EXERCISE GOAL: Whenever the word "title" turns up in a line of the data below, copy that line.

======== AVAILABLE DATA

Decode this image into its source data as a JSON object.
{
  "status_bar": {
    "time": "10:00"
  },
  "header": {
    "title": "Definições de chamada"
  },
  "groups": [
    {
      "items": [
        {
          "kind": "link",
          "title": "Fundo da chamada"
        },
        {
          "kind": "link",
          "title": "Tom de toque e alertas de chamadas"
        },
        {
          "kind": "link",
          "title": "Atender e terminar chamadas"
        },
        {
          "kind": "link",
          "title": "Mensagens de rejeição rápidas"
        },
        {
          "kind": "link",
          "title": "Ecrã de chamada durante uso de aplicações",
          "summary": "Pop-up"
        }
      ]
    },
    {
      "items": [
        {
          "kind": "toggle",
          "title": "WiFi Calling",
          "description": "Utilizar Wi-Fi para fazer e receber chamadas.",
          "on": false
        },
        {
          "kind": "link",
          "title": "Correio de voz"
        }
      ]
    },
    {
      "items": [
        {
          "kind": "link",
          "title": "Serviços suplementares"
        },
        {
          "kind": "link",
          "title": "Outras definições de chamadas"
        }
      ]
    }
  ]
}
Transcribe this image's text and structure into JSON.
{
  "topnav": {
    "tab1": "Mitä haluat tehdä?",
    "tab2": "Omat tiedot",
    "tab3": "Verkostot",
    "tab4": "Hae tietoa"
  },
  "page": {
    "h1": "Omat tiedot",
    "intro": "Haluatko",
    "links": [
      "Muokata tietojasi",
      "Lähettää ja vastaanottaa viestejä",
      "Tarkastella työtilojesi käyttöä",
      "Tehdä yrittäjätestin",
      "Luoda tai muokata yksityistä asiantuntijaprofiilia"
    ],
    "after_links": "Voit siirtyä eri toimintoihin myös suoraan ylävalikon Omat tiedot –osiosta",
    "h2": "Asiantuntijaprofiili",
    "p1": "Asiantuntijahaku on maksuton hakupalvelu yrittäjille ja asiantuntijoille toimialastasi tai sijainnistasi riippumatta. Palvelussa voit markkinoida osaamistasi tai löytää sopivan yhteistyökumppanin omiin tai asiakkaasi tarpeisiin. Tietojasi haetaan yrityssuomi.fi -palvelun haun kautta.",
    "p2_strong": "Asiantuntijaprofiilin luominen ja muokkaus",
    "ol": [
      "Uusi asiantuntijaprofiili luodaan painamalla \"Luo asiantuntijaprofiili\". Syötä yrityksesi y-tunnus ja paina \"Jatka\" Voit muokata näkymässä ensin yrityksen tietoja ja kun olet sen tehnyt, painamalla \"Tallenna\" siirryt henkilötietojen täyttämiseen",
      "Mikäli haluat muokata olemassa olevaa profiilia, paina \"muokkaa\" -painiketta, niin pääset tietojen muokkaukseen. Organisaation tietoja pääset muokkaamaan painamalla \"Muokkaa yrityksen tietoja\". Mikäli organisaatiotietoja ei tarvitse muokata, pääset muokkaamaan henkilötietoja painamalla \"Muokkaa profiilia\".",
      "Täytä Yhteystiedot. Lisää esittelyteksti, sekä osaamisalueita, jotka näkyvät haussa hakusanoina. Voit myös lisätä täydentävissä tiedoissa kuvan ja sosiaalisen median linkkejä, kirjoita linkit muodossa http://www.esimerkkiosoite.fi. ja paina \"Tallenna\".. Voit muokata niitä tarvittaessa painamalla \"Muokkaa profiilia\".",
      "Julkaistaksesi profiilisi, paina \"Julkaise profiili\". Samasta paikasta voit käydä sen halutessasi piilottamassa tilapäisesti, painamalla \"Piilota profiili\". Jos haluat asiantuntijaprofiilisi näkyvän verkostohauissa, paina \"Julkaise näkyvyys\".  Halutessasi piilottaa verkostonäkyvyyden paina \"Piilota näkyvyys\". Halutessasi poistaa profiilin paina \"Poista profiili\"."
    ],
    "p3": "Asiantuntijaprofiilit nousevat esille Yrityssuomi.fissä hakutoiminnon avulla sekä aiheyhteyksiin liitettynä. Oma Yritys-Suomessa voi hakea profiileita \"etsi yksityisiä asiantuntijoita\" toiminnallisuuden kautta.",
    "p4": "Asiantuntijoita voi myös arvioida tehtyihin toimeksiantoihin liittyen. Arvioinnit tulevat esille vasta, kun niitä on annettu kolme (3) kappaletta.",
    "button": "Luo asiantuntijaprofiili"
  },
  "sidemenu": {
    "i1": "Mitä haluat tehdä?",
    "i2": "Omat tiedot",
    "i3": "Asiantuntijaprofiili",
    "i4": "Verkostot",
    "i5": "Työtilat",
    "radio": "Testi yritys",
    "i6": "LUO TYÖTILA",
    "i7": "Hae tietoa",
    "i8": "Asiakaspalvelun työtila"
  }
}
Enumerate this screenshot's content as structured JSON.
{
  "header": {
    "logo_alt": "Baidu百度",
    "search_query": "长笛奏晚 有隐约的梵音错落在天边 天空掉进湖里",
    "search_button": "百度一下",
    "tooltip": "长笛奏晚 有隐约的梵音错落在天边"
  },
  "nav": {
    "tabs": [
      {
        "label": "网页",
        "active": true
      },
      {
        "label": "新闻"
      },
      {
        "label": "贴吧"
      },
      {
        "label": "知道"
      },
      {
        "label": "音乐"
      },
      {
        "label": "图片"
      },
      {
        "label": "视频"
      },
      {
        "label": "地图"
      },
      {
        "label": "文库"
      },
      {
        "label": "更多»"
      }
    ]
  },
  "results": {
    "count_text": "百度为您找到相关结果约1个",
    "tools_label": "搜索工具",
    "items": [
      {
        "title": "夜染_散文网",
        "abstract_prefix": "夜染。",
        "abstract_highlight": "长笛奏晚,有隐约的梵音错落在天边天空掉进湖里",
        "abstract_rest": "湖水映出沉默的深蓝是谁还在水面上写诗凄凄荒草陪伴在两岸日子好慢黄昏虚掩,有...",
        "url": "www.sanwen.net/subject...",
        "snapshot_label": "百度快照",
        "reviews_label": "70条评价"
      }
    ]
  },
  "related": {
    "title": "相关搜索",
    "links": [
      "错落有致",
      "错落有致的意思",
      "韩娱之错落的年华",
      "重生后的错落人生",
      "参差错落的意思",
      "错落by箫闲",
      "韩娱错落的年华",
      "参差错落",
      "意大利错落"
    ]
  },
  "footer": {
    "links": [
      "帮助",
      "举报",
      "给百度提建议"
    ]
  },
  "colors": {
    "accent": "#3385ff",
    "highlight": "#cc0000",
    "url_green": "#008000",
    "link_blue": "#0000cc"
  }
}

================

REPLY TO THE EXERCISE:
    "title": "Definições de chamada"
          "title": "Fundo da chamada"
          "title": "Tom de toque e alertas de chamadas"
          "title": "Atender e terminar chamadas"
          "title": "Mensagens de rejeição rápidas"
          "title": "Ecrã de chamada durante uso de aplicações",
          "title": "WiFi Calling",
          "title": "Correio de voz"
          "title": "Serviços suplementares"
          "title": "Outras definições de chamadas"
        "title": "夜染_散文网",
    "title": "相关搜索",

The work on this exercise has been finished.